[[ DATA TO USE open ]]
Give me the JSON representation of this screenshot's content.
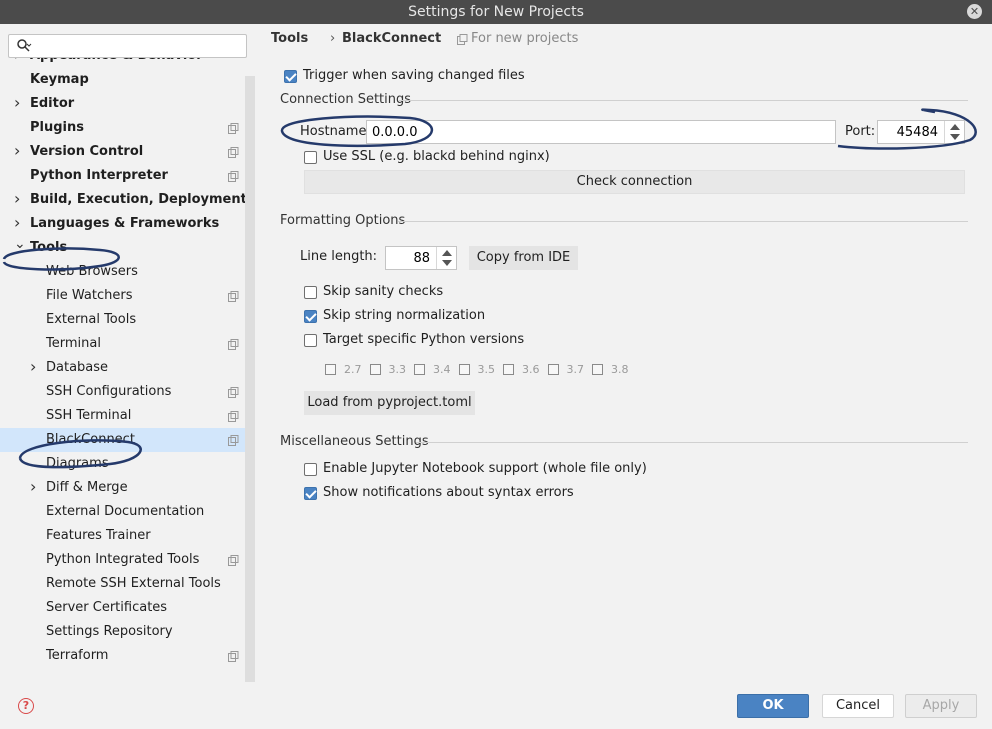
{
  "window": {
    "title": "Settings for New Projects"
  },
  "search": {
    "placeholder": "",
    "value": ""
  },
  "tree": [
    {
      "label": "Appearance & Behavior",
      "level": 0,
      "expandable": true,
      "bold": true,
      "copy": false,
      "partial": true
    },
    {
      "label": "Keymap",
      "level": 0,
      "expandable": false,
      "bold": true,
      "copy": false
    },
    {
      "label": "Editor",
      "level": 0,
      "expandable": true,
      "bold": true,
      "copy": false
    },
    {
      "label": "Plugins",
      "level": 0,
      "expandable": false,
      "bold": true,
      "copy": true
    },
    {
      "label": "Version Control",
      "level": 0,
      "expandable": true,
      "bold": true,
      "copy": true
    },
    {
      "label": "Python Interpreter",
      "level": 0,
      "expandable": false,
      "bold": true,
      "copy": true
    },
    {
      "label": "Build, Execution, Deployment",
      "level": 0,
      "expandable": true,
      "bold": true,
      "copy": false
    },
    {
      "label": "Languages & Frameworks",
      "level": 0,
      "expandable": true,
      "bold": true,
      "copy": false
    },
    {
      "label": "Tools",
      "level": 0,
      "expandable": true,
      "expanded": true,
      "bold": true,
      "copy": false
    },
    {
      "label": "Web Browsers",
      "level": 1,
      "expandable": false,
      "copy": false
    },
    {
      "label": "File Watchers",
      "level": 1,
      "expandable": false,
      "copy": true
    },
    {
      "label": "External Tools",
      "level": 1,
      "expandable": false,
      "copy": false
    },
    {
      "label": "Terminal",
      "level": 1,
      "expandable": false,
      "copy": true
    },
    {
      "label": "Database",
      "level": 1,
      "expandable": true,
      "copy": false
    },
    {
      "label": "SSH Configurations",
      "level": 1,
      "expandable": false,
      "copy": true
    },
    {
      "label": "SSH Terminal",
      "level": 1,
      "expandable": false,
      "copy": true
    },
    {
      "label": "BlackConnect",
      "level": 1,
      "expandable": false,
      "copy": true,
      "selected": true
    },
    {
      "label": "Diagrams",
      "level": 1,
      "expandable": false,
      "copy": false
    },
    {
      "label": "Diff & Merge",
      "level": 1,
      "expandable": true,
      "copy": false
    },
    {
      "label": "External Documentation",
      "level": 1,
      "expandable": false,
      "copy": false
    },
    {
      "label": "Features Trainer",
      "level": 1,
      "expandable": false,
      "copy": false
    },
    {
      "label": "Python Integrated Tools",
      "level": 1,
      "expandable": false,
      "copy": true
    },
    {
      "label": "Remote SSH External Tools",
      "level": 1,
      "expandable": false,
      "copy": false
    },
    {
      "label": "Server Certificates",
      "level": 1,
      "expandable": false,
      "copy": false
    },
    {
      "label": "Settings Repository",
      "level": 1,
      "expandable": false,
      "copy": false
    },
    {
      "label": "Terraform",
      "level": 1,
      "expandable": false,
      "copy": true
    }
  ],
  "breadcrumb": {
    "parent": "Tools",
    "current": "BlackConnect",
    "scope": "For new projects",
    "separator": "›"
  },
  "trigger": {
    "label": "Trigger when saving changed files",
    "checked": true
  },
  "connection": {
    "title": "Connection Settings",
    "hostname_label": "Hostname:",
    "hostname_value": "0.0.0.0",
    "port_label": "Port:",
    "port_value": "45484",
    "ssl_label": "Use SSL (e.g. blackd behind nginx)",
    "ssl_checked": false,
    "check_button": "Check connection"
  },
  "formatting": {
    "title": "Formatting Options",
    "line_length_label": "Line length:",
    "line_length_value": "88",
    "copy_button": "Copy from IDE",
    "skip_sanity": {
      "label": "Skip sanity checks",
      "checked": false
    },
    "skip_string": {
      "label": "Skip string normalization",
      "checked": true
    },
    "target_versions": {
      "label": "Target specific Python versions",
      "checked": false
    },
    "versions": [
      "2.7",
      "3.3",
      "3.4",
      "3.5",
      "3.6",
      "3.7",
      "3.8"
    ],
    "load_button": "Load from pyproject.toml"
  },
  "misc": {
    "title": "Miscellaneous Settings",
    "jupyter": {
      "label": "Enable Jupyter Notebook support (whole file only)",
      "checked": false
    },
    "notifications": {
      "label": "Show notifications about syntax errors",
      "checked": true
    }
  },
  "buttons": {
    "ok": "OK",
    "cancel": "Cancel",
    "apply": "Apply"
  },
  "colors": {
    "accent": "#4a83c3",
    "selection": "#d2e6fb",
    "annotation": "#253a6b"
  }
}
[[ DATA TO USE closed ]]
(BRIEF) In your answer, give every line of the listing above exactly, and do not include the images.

(RESPONSE FOR THIS EXERCISE)
Give me the JSON representation of this screenshot's content.
{
  "window": {
    "title": "Settings for New Projects"
  },
  "search": {
    "placeholder": "",
    "value": ""
  },
  "tree": [
    {
      "label": "Appearance & Behavior",
      "level": 0,
      "expandable": true,
      "bold": true,
      "copy": false,
      "partial": true
    },
    {
      "label": "Keymap",
      "level": 0,
      "expandable": false,
      "bold": true,
      "copy": false
    },
    {
      "label": "Editor",
      "level": 0,
      "expandable": true,
      "bold": true,
      "copy": false
    },
    {
      "label": "Plugins",
      "level": 0,
      "expandable": false,
      "bold": true,
      "copy": true
    },
    {
      "label": "Version Control",
      "level": 0,
      "expandable": true,
      "bold": true,
      "copy": true
    },
    {
      "label": "Python Interpreter",
      "level": 0,
      "expandable": false,
      "bold": true,
      "copy": true
    },
    {
      "label": "Build, Execution, Deployment",
      "level": 0,
      "expandable": true,
      "bold": true,
      "copy": false
    },
    {
      "label": "Languages & Frameworks",
      "level": 0,
      "expandable": true,
      "bold": true,
      "copy": false
    },
    {
      "label": "Tools",
      "level": 0,
      "expandable": true,
      "expanded": true,
      "bold": true,
      "copy": false
    },
    {
      "label": "Web Browsers",
      "level": 1,
      "expandable": false,
      "copy": false
    },
    {
      "label": "File Watchers",
      "level": 1,
      "expandable": false,
      "copy": true
    },
    {
      "label": "External Tools",
      "level": 1,
      "expandable": false,
      "copy": false
    },
    {
      "label": "Terminal",
      "level": 1,
      "expandable": false,
      "copy": true
    },
    {
      "label": "Database",
      "level": 1,
      "expandable": true,
      "copy": false
    },
    {
      "label": "SSH Configurations",
      "level": 1,
      "expandable": false,
      "copy": true
    },
    {
      "label": "SSH Terminal",
      "level": 1,
      "expandable": false,
      "copy": true
    },
    {
      "label": "BlackConnect",
      "level": 1,
      "expandable": false,
      "copy": true,
      "selected": true
    },
    {
      "label": "Diagrams",
      "level": 1,
      "expandable": false,
      "copy": false
    },
    {
      "label": "Diff & Merge",
      "level": 1,
      "expandable": true,
      "copy": false
    },
    {
      "label": "External Documentation",
      "level": 1,
      "expandable": false,
      "copy": false
    },
    {
      "label": "Features Trainer",
      "level": 1,
      "expandable": false,
      "copy": false
    },
    {
      "label": "Python Integrated Tools",
      "level": 1,
      "expandable": false,
      "copy": true
    },
    {
      "label": "Remote SSH External Tools",
      "level": 1,
      "expandable": false,
      "copy": false
    },
    {
      "label": "Server Certificates",
      "level": 1,
      "expandable": false,
      "copy": false
    },
    {
      "label": "Settings Repository",
      "level": 1,
      "expandable": false,
      "copy": false
    },
    {
      "label": "Terraform",
      "level": 1,
      "expandable": false,
      "copy": true
    }
  ],
  "breadcrumb": {
    "parent": "Tools",
    "current": "BlackConnect",
    "scope": "For new projects",
    "separator": "›"
  },
  "trigger": {
    "label": "Trigger when saving changed files",
    "checked": true
  },
  "connection": {
    "title": "Connection Settings",
    "hostname_label": "Hostname:",
    "hostname_value": "0.0.0.0",
    "port_label": "Port:",
    "port_value": "45484",
    "ssl_label": "Use SSL (e.g. blackd behind nginx)",
    "ssl_checked": false,
    "check_button": "Check connection"
  },
  "formatting": {
    "title": "Formatting Options",
    "line_length_label": "Line length:",
    "line_length_value": "88",
    "copy_button": "Copy from IDE",
    "skip_sanity": {
      "label": "Skip sanity checks",
      "checked": false
    },
    "skip_string": {
      "label": "Skip string normalization",
      "checked": true
    },
    "target_versions": {
      "label": "Target specific Python versions",
      "checked": false
    },
    "versions": [
      "2.7",
      "3.3",
      "3.4",
      "3.5",
      "3.6",
      "3.7",
      "3.8"
    ],
    "load_button": "Load from pyproject.toml"
  },
  "misc": {
    "title": "Miscellaneous Settings",
    "jupyter": {
      "label": "Enable Jupyter Notebook support (whole file only)",
      "checked": false
    },
    "notifications": {
      "label": "Show notifications about syntax errors",
      "checked": true
    }
  },
  "buttons": {
    "ok": "OK",
    "cancel": "Cancel",
    "apply": "Apply"
  },
  "colors": {
    "accent": "#4a83c3",
    "selection": "#d2e6fb",
    "annotation": "#253a6b"
  }
}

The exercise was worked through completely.